Raise your hand if you’ve ever had a crisis of faith that involved how you know what you know. I remember in college when we were covering epistemology (how you know what you know) coming down for breakfast one morning and announcing I was having an existential crisis 🙂
It still makes me smile even though it felt so serious at the time. How we know what we know is a serious matter. It’s the underpinnings of everything in a lot of ways. How do you know that you exist? How do you know that I exist? How do I know that this computer exists? What about the library table I’m blogging from?
And what about the Bible? Without a solid method of figuring out what’s real and what’s not, there’s no reason to hang onto the truth found there. These no reason even to believe in a God or in truth itself. And from there, we all devolve into not having any best way to live, we’re ships adrift in a strange sea without a compass.
I hope you can see why it’s important to know how you know what you know.
So how do we know what we know?
We don’t. Not without there being someone who can tell us what’s true. We need a third-person perspective on the nature of reality in order to know what’s true. Like the fish in a fishbowl. They don’t even know that they’re in water because it’s what they live in (I actually expound on this in my book, Tales from a Spacious Place). Or like the characters in a book who can’t know everything. It’s impossible for us to know everything about our universe. We need someone to tell us about it. We also need a creator who created the world to have coherence with our senses–a world where we can learn about what’s true through what we see, hear, touch, taste, smell, and feel (sixth sense sort of feeling). Without that, I may perceive this table as smooth and hard whereas you may perceive it as fluffy.
This is why God’s transcendence is one of my absolute things about God! Transcendence means He is completely other than everything else. He has a true third-person perspective on reality. He created the universe and knows all there is to know about it. He is outside of our “water” (time), and able to see things from the beginning to the end. He knows people’s hearts. There’s nothing that He doesn’t know.
Which is why we can know stuff. He provides methods for us to learn about His creation: our senses, the Bible, and inventions He’s given us the materials and ingenuity to create (microscopes, telescopes, x-ray machines, etc., etc.).
This week on our podcast, Epic Every Day, we got to talk about how all truth is God’s truth. That’s such a huge part of my worldview. If I didn’t believe God had created ways for us to learn truth, I think I would never get out of bed. My soul shrivels up when I’m not doing things that matter, and I’d go nuts if I had no idea what was important.
One of my friends and I were talking about how confusing it is when your parents tell you something is both true and not-true. It leaves you unsure of your own judgment. If someone you trust tells you that something is white and you think it’s black, you question yourself. If they consistently give you conflicting information, it’s impossible for you to trust that you’ve got things right at any given time.

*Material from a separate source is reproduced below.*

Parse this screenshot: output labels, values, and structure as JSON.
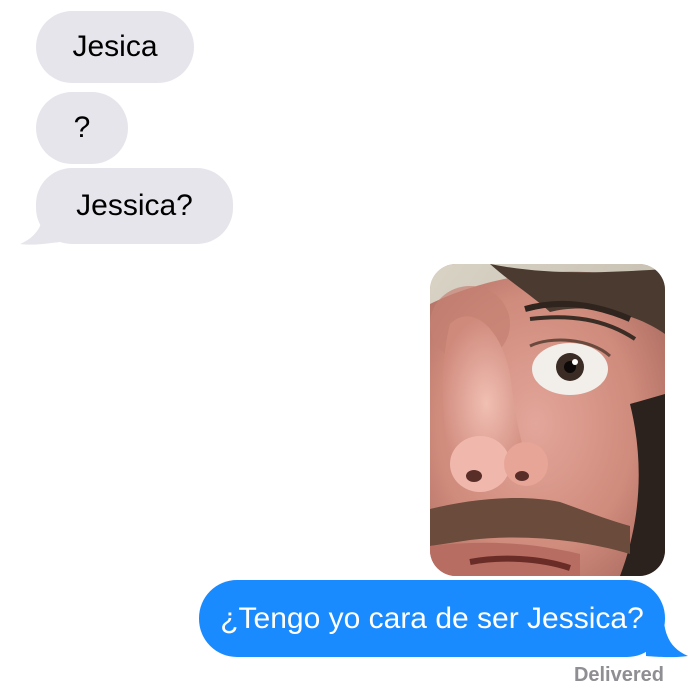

Some of you have had parents like that. But God isn’t that way. He tells us truth. And that gives us the foundation to be able to explore, to study, to learn, to grow. To do things that matter.
God is also a God who listens, so if there’s something we don’t understand, He’s more than willing to answer. James 1:5 says, “If any of you lacks wisdom, you should ask God, who gives generously to all without finding fault, and it will be given to you” (NIV). I’m continually in awe of the fact that God doesn’t tell us how dumb our questions are. He doesn’t make little sarcastic comments when we ask for help. He’s patient and tender with us, like a loving Father with the child He delights in (Prov. 3:11-12).
I love that we can ask God to tell us about life!
Knowing how I know what I know is why God’s transcendence is one of my absolute favorite things about God.